TASK PROMPT »
Collect all lines containing the word "input" from the data.

(Data records)

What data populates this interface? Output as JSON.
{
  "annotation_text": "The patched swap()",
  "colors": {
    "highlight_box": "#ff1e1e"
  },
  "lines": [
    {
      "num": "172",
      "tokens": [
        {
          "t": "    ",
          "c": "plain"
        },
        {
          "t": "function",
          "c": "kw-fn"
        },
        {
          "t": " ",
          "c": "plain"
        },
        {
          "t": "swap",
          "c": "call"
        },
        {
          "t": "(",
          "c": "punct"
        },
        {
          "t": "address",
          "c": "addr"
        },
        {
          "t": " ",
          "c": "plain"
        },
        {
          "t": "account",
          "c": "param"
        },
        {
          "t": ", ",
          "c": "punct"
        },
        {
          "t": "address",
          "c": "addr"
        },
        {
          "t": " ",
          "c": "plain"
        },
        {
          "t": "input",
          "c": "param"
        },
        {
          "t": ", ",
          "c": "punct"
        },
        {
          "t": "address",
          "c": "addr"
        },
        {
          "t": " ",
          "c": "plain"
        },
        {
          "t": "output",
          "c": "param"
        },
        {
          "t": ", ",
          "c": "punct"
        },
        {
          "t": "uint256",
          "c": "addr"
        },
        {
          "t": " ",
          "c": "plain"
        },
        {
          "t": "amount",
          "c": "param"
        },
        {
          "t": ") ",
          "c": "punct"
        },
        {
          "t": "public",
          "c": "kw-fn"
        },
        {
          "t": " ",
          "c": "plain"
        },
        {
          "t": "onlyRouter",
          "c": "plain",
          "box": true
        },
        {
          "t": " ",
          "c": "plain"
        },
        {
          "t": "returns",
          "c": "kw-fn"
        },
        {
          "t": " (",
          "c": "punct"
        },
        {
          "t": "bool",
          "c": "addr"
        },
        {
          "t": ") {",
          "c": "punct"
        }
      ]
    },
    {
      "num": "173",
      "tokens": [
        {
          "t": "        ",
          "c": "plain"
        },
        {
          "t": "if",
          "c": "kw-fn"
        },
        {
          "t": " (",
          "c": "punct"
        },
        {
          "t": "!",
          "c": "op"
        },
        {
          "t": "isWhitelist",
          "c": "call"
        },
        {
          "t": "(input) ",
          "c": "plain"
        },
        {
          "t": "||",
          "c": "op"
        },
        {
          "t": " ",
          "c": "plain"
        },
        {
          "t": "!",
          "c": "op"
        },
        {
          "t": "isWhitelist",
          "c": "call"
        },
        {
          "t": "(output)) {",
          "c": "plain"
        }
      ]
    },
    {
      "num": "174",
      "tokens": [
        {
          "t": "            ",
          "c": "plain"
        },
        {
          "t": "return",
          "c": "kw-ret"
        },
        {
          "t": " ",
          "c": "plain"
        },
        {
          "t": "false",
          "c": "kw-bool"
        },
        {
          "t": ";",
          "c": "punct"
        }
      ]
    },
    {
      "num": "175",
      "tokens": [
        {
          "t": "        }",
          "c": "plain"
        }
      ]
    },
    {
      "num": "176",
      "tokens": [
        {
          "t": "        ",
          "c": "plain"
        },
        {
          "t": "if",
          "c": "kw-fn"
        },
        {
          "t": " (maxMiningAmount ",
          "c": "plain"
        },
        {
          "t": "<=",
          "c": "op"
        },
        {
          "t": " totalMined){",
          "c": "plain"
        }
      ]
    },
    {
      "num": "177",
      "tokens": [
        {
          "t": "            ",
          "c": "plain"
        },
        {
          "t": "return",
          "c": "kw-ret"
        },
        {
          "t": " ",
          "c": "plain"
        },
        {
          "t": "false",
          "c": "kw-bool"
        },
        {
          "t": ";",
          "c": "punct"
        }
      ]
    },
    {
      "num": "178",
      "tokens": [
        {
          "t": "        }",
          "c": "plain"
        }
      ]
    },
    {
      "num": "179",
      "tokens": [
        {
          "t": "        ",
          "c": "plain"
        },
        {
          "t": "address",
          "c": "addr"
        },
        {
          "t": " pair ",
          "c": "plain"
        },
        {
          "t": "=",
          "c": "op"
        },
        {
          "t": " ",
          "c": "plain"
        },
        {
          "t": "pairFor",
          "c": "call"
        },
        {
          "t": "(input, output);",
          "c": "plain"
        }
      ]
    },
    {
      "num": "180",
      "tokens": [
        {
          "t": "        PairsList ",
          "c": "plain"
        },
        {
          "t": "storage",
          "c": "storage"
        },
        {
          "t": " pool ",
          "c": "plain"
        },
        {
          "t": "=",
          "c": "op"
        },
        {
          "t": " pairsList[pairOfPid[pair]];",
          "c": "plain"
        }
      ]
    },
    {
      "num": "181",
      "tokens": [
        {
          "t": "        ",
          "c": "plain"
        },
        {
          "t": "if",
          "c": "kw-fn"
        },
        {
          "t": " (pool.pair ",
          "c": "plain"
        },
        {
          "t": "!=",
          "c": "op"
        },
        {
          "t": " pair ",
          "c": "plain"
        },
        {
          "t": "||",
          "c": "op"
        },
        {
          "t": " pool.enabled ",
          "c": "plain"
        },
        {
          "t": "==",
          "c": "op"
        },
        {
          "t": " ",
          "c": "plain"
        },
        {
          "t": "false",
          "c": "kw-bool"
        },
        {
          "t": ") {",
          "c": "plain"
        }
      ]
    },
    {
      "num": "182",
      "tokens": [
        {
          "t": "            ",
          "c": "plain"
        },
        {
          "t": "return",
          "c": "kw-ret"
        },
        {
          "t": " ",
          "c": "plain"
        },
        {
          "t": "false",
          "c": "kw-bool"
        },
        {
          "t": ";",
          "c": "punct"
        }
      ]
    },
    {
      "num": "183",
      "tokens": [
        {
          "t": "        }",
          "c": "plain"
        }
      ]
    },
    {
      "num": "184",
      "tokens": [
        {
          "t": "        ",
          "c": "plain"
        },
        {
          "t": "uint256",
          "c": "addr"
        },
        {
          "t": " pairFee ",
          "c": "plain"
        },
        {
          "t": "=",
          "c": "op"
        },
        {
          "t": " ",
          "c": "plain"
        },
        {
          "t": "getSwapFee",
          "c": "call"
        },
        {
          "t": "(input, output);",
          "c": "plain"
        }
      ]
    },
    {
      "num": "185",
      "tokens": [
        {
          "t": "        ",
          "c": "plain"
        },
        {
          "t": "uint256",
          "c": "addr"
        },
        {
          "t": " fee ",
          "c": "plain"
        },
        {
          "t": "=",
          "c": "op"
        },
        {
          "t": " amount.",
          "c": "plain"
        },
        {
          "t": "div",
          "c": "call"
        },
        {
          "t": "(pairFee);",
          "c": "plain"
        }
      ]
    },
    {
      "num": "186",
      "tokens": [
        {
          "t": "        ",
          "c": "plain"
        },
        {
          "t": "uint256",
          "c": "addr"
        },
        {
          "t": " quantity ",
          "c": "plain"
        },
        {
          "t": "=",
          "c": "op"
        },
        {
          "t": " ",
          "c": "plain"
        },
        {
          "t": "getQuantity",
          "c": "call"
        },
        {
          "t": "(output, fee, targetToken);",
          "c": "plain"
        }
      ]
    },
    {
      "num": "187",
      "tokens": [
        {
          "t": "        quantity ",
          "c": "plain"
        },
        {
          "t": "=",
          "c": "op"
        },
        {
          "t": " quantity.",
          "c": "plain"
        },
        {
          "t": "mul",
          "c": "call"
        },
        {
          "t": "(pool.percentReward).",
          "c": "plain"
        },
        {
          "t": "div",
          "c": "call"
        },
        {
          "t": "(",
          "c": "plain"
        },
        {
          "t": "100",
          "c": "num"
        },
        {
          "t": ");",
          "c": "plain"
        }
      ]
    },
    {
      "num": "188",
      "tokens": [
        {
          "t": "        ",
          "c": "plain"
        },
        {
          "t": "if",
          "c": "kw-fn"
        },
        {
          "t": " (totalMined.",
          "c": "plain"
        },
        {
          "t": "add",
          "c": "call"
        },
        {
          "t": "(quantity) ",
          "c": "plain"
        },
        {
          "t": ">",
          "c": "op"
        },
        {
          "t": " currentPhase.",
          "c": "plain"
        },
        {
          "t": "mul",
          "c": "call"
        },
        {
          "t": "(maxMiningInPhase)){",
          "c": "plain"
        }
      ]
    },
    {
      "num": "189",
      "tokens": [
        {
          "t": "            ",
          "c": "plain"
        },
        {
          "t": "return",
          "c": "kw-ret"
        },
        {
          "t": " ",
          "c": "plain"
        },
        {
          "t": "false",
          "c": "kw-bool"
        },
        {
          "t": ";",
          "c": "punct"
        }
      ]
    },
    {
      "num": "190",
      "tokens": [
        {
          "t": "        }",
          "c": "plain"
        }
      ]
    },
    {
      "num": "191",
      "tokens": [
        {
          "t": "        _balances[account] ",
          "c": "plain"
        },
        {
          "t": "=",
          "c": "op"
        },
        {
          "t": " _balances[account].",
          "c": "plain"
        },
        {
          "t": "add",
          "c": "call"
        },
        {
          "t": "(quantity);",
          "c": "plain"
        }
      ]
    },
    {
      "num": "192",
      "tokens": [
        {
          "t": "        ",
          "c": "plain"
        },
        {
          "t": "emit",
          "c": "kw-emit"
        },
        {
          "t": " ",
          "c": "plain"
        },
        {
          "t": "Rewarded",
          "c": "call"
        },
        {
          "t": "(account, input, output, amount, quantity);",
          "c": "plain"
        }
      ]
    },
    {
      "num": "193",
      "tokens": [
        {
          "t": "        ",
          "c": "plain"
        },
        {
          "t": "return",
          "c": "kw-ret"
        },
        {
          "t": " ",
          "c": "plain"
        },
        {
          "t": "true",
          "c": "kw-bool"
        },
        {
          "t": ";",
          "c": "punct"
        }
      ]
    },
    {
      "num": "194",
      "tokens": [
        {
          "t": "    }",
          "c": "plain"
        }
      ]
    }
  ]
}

FINISHED TASK »
          "t": "input",
          "t": "(input) ",
          "t": "(input, output);",
          "t": "(input, output);",
          "t": "(account, input, output, amount, quantity);",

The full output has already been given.